DATA EXTRACT below:
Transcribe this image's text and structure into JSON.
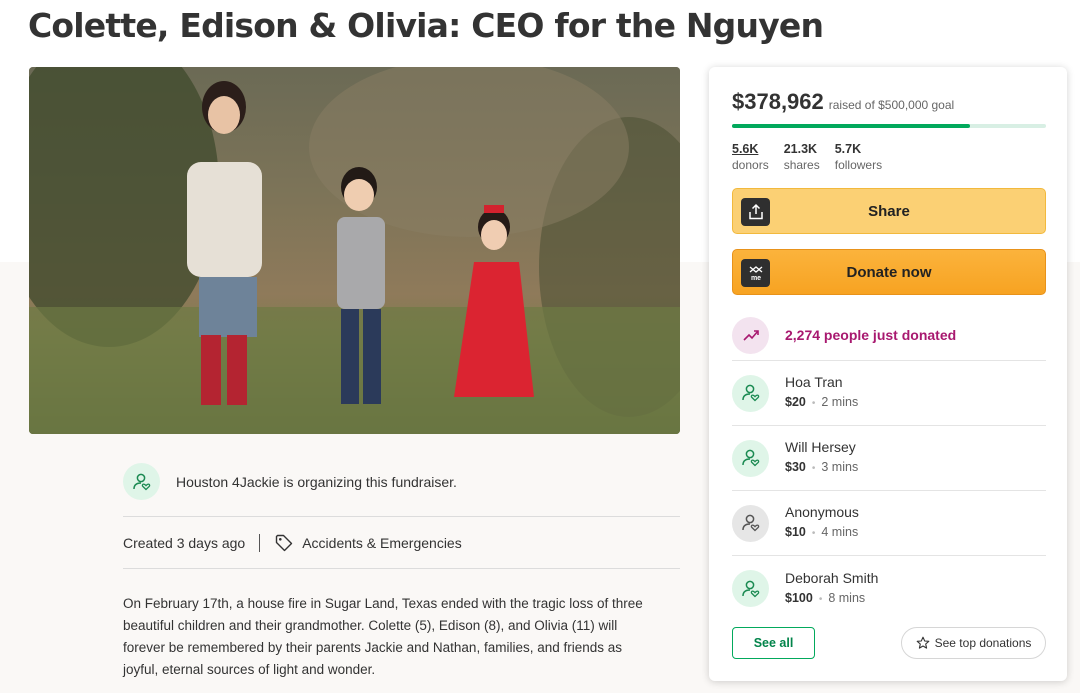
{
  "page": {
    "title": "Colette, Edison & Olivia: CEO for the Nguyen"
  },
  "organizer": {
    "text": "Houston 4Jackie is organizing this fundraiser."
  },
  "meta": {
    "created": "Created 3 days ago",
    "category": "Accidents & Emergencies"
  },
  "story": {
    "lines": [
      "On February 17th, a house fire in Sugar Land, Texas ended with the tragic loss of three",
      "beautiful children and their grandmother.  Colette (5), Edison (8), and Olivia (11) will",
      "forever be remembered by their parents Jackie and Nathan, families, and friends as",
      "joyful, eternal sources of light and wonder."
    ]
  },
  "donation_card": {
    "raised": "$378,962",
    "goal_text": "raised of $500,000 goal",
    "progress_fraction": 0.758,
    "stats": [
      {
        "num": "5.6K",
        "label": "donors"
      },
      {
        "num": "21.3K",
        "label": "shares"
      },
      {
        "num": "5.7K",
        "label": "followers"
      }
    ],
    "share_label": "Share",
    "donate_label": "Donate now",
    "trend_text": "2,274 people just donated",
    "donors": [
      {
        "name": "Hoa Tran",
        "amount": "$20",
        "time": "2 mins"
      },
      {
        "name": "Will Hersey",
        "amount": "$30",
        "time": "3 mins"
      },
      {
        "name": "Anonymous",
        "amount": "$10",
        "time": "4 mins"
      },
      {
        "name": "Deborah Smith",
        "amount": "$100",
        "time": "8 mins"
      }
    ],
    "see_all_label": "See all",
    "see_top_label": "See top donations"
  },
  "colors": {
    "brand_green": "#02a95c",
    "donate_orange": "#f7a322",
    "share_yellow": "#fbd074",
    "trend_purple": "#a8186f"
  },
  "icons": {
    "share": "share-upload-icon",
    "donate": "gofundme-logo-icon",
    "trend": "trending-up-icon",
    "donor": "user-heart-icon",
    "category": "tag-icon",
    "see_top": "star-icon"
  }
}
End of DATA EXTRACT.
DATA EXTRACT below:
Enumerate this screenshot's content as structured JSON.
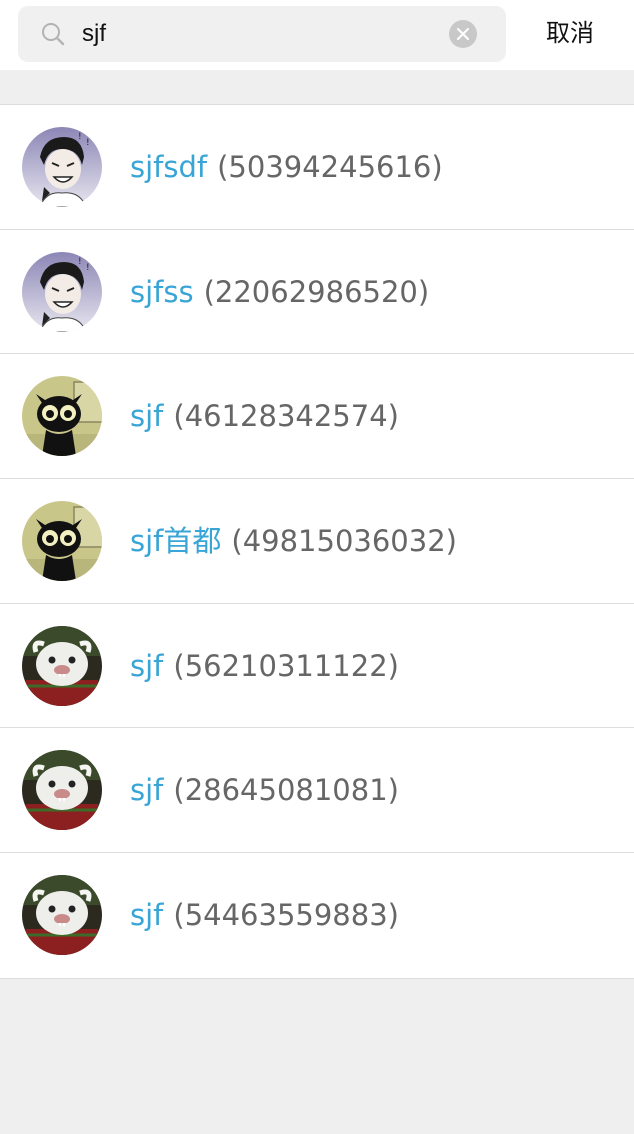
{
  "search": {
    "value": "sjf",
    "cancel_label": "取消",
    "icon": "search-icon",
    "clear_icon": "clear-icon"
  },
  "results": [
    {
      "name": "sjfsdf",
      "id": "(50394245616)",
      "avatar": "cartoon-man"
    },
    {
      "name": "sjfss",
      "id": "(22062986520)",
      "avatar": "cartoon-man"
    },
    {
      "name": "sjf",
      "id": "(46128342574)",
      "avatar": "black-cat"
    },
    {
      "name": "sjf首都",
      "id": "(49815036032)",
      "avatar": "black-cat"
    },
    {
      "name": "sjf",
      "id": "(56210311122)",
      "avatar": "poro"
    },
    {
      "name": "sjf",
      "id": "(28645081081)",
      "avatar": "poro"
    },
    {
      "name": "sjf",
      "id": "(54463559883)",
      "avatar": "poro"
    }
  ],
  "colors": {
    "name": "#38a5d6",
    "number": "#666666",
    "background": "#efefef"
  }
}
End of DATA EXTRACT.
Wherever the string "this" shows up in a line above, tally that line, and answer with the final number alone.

3